The present study established an impurity profile of a synthetic route to the hallucinogenic N,N-dimethyltryptamine (DMT). The synthesis was carried out under reductive amination conditions between tryptamine and aqueous formaldehyde in the presence of acetic acid followed by reduction with sodium cyanoborohydride. Analytical characterization of this(More)
This work demonstrated the potential of using a secondary drift gas of differing polarizability from the primary drift gas for confirmation of a positive response for drugs or explosives by ion mobility spectrometry (IMS). The gas phase mobilities of response ions for selected drugs and explosives were measured in four drift gases. The drift gases chosen(More)
The hyphenated analytical method in which ion mobility spectrometry (IMS) is coupled to gas chromatography (GC) provides a versatile alternative for the sensitive and selective detection of compounds after chromatographic separation. Providing compound selectivity by measuring unique gas phase mobilities of characteristic analyte ions, the separation and(More)
A small subsurface ion mobility spectrometer (SS-IMS) was constructed and tested with several environmental contaminants to determine its potential for monitoring gaseous volatile organic compounds in the vadose zone. Trichloroethylene (TCE) and tetrachloroethylene (PCE) were detected and separated in IMS for the first time. Detection limits as low as 1(More)
Two new approaches to reduce false positive interferences commonly observed with explosives and drugs detection in the field were reported for ion mobility spectrometry (IMS). One of the approaches involved the rapid preseparation of potential interferences prior to detection by IMS. Firstly, it was found that the introduction of a short column packed with(More)
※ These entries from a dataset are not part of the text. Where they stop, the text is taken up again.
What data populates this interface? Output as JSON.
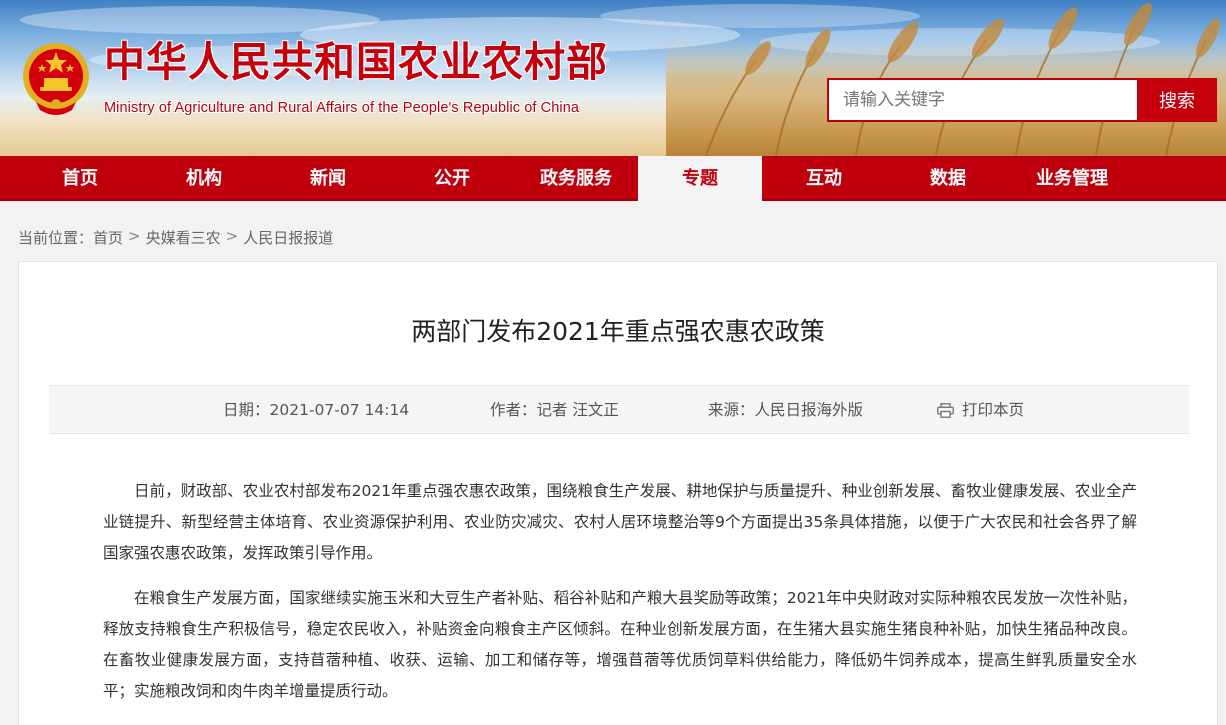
{
  "header": {
    "title": "中华人民共和国农业农村部",
    "subtitle": "Ministry of Agriculture and Rural Affairs of the People's Republic of China",
    "emblem_icon": "national-emblem-icon",
    "search_placeholder": "请输入关键字",
    "search_button": "搜索"
  },
  "nav": {
    "items": [
      {
        "label": "首页"
      },
      {
        "label": "机构"
      },
      {
        "label": "新闻"
      },
      {
        "label": "公开"
      },
      {
        "label": "政务服务"
      },
      {
        "label": "专题"
      },
      {
        "label": "互动"
      },
      {
        "label": "数据"
      },
      {
        "label": "业务管理"
      }
    ],
    "active": "专题"
  },
  "breadcrumb": {
    "prefix": "当前位置：",
    "items": [
      "首页",
      "央媒看三农",
      "人民日报报道"
    ],
    "separator": ">"
  },
  "article": {
    "title": "两部门发布2021年重点强农惠农政策",
    "meta": {
      "date": "日期：2021-07-07 14:14",
      "author": "作者：记者 汪文正",
      "source": "来源：人民日报海外版",
      "print": "打印本页",
      "print_icon": "printer-icon"
    },
    "paragraphs": [
      "日前，财政部、农业农村部发布2021年重点强农惠农政策，围绕粮食生产发展、耕地保护与质量提升、种业创新发展、畜牧业健康发展、农业全产业链提升、新型经营主体培育、农业资源保护利用、农业防灾减灾、农村人居环境整治等9个方面提出35条具体措施，以便于广大农民和社会各界了解国家强农惠农政策，发挥政策引导作用。",
      "在粮食生产发展方面，国家继续实施玉米和大豆生产者补贴、稻谷补贴和产粮大县奖励等政策；2021年中央财政对实际种粮农民发放一次性补贴，释放支持粮食生产积极信号，稳定农民收入，补贴资金向粮食主产区倾斜。在种业创新发展方面，在生猪大县实施生猪良种补贴，加快生猪品种改良。在畜牧业健康发展方面，支持苜蓿种植、收获、运输、加工和储存等，增强苜蓿等优质饲草料供给能力，降低奶牛饲养成本，提高生鲜乳质量安全水平；实施粮改饲和肉牛肉羊增量提质行动。"
    ]
  },
  "colors": {
    "brand_red": "#c5000c",
    "nav_active_bg": "#f4f4f4",
    "meta_bg": "#f5f5f5"
  }
}
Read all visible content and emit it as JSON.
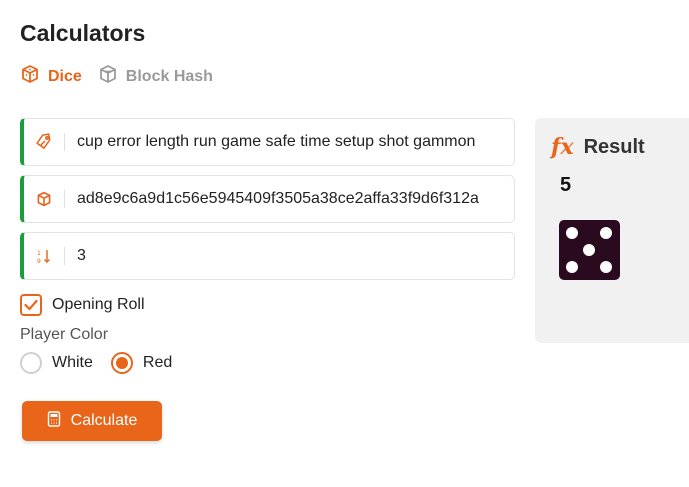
{
  "page": {
    "title": "Calculators"
  },
  "tabs": [
    {
      "label": "Dice",
      "icon": "cube-icon",
      "active": true
    },
    {
      "label": "Block Hash",
      "icon": "cube-outline-icon",
      "active": false
    }
  ],
  "form": {
    "seed_phrase": "cup error length run game safe time setup shot gammon",
    "hash": "ad8e9c6a9d1c56e5945409f3505a38ce2affa33f9d6f312a",
    "number": "3",
    "opening_roll": {
      "label": "Opening Roll",
      "checked": true
    },
    "player_color": {
      "label": "Player Color",
      "options": [
        "White",
        "Red"
      ],
      "selected": "Red"
    },
    "calculate_label": "Calculate"
  },
  "result": {
    "title": "Result",
    "value": "5",
    "die_face": 5
  },
  "colors": {
    "accent": "#e8651a",
    "field_border_left": "#1a9e3a",
    "die": "#2a0a1e"
  }
}
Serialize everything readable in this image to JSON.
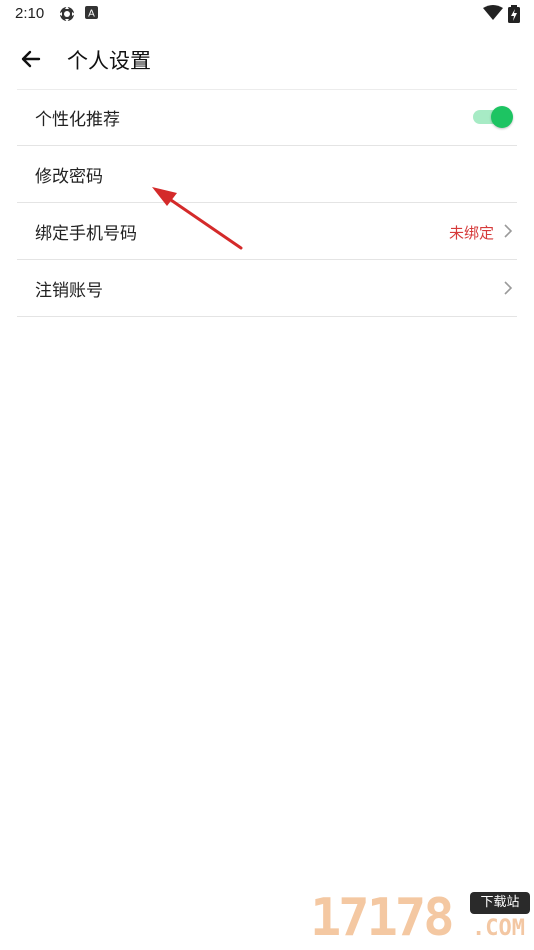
{
  "status_bar": {
    "time": "2:10",
    "icons": [
      "settings-gear-icon",
      "a-badge-icon",
      "wifi-icon",
      "battery-charging-icon"
    ]
  },
  "app_bar": {
    "back_icon": "arrow-left-icon",
    "title": "个人设置"
  },
  "settings": {
    "items": [
      {
        "label": "个性化推荐",
        "control": "toggle",
        "toggle_on": true
      },
      {
        "label": "修改密码"
      },
      {
        "label": "绑定手机号码",
        "value": "未绑定",
        "chevron": true
      },
      {
        "label": "注销账号",
        "chevron": true
      }
    ]
  },
  "annotation": {
    "type": "arrow",
    "color": "#d42a2a",
    "points_to": "修改密码"
  },
  "watermark": {
    "digits": "17178",
    "badge": "下载站",
    "com": ".COM"
  },
  "colors": {
    "accent_green": "#1dc462",
    "unbound_red": "#d63a3a"
  }
}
Although diffusion theory predicts that IMS resolving power increases with the square root of the voltage applied across the drift tube, in practice, there exists an optimum voltage above which resolving power decreases. This optimum voltage was determined to be both compound and initial ion pulse width dependent. A "conditional" resolving power equation is(More)
Chemical warfare agent (CWA) simulants as well as their degradation and hydrolysis products were detected from surfaces using thermal desorption ion mobility spectrometry (TD-IMS). CWA simulant materials that closely mimic the chemical structures of real CWA G/V-type nerve and S-type vesicant simulants were used in this study. Reduced mobility constants(More)
Detection limits and reduced mobilities for 12 ribonucleotides and 4 ribonucleosides were measured by ambient pressure electrospray ionization-ion mobility spectrometry (ESI-IMS). With the instrument used in this study it was possible to separate some of these compounds within mixtures. Detection limits reported for ribonucleotides and ribonucleosides(More)
A new approach to reduce the false-positive responses commonly encountered in the field when drugs and explosives are detected is reported for an electrospray ionization high-performance ion mobility spectrometry (ESI-HPIMS). In this article, we report on the combination of reduced mobility and the width-at-half-height of a peak to give a new parameter(More)